"Everybody thinks -- whatever race, creed or color -- that after three pints of Guinness, you're entitled to get up there and butcher the song."
"The Irish are not known for being a depressed group of people,'' Clancy said. "For the song associated with them to be 'Danny Boy' -- that's kind of akin to the Yankees winning the World Series and the fans breaking out into 'Ave Maria.'''
I for one would love to see Yankees fans blasting Ave Maria after a World Series, but I understand his point. "Danny Boy" is a song of mourning, and somehow it's become a celebratory anthem to be slaughtered with incorrect lyrics by drunken louts. How is this acceptable? Nobody crashes Memorial Day parties, gets blitzed on Coors Light and whips out a kazoo for an impromptu party edition of "Taps," do they?But not everyone is on Clancy's side. Some are lashing out against the ban. Naturally, this constituency includes a city that always has it's priorities in order.
Even a Detroit radio station hitched its wagon to news of the ban and began promoting a "Danny Boy" marathon, a contest in which patrons will sing 1,000 back-to-back renditions of the song in the hopes of breaking a world record. Or so they say.
I'm with Clancy, and I'm calling on everyone to find a St. Pat's alternative to "Danny Boy." If you're going the traditional route, I suggest the much more celebratory "Whiskey in the Jar" (celebratory despite the fact that it centers on a thieving highwayman betrayed by a woman.) But my top choice would clearly be "Body of an American" by The Pogues, which became an Irish wake anthem on The Wire (and unlike the chump who wrote Danny Boy, The Pogues are actually Irish!
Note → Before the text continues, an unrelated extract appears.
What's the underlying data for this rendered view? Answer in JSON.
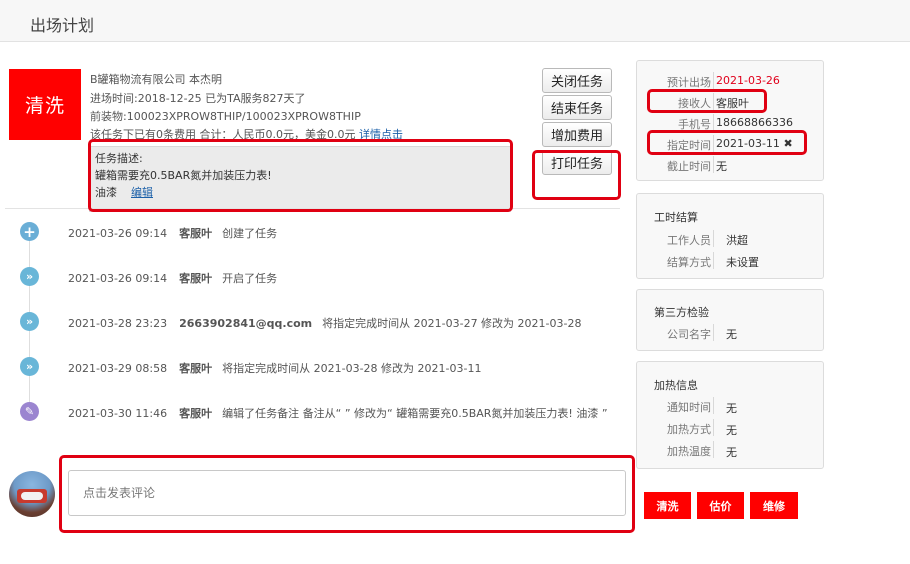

Just ask Shane MacGowan's teeth!) Alternate suggestions are always welcome, but I encourage everyone to take a stand.